PROVIDED RECORDS:
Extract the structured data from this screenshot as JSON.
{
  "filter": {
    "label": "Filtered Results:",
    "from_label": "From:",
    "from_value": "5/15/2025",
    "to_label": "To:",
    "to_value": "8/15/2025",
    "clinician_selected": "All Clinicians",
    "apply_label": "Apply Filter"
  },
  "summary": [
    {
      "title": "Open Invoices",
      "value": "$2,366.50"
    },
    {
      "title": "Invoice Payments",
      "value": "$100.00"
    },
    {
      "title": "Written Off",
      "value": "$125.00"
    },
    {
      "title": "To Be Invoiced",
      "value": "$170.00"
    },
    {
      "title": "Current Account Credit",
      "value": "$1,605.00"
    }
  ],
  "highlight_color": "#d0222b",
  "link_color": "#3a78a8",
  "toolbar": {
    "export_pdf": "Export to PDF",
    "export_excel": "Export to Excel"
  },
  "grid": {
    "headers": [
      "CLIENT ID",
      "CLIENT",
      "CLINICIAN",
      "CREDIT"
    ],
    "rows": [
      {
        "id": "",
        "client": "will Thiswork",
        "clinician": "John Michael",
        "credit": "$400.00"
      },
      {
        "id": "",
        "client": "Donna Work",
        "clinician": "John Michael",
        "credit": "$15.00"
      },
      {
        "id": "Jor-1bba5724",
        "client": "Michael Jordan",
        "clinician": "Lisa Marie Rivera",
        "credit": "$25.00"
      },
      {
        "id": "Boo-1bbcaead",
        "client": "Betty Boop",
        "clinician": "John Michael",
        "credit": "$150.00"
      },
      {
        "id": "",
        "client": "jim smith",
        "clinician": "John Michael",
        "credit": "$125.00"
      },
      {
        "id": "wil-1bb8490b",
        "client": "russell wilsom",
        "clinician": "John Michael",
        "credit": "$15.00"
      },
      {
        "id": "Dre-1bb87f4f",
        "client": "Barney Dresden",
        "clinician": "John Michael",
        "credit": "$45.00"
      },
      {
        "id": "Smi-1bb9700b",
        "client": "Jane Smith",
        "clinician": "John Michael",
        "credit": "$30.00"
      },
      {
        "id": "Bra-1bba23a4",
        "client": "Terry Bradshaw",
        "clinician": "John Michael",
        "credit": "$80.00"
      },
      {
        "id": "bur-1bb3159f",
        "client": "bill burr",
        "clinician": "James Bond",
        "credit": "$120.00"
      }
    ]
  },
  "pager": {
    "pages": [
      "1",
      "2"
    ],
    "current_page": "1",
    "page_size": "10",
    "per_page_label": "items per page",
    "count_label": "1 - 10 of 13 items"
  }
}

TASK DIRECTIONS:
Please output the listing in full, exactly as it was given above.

EXERCISE RESULT:
Extract the structured data from this screenshot as JSON.
{
  "filter": {
    "label": "Filtered Results:",
    "from_label": "From:",
    "from_value": "5/15/2025",
    "to_label": "To:",
    "to_value": "8/15/2025",
    "clinician_selected": "All Clinicians",
    "apply_label": "Apply Filter"
  },
  "summary": [
    {
      "title": "Open Invoices",
      "value": "$2,366.50"
    },
    {
      "title": "Invoice Payments",
      "value": "$100.00"
    },
    {
      "title": "Written Off",
      "value": "$125.00"
    },
    {
      "title": "To Be Invoiced",
      "value": "$170.00"
    },
    {
      "title": "Current Account Credit",
      "value": "$1,605.00"
    }
  ],
  "highlight_color": "#d0222b",
  "link_color": "#3a78a8",
  "toolbar": {
    "export_pdf": "Export to PDF",
    "export_excel": "Export to Excel"
  },
  "grid": {
    "headers": [
      "CLIENT ID",
      "CLIENT",
      "CLINICIAN",
      "CREDIT"
    ],
    "rows": [
      {
        "id": "",
        "client": "will Thiswork",
        "clinician": "John Michael",
        "credit": "$400.00"
      },
      {
        "id": "",
        "client": "Donna Work",
        "clinician": "John Michael",
        "credit": "$15.00"
      },
      {
        "id": "Jor-1bba5724",
        "client": "Michael Jordan",
        "clinician": "Lisa Marie Rivera",
        "credit": "$25.00"
      },
      {
        "id": "Boo-1bbcaead",
        "client": "Betty Boop",
        "clinician": "John Michael",
        "credit": "$150.00"
      },
      {
        "id": "",
        "client": "jim smith",
        "clinician": "John Michael",
        "credit": "$125.00"
      },
      {
        "id": "wil-1bb8490b",
        "client": "russell wilsom",
        "clinician": "John Michael",
        "credit": "$15.00"
      },
      {
        "id": "Dre-1bb87f4f",
        "client": "Barney Dresden",
        "clinician": "John Michael",
        "credit": "$45.00"
      },
      {
        "id": "Smi-1bb9700b",
        "client": "Jane Smith",
        "clinician": "John Michael",
        "credit": "$30.00"
      },
      {
        "id": "Bra-1bba23a4",
        "client": "Terry Bradshaw",
        "clinician": "John Michael",
        "credit": "$80.00"
      },
      {
        "id": "bur-1bb3159f",
        "client": "bill burr",
        "clinician": "James Bond",
        "credit": "$120.00"
      }
    ]
  },
  "pager": {
    "pages": [
      "1",
      "2"
    ],
    "current_page": "1",
    "page_size": "10",
    "per_page_label": "items per page",
    "count_label": "1 - 10 of 13 items"
  }
}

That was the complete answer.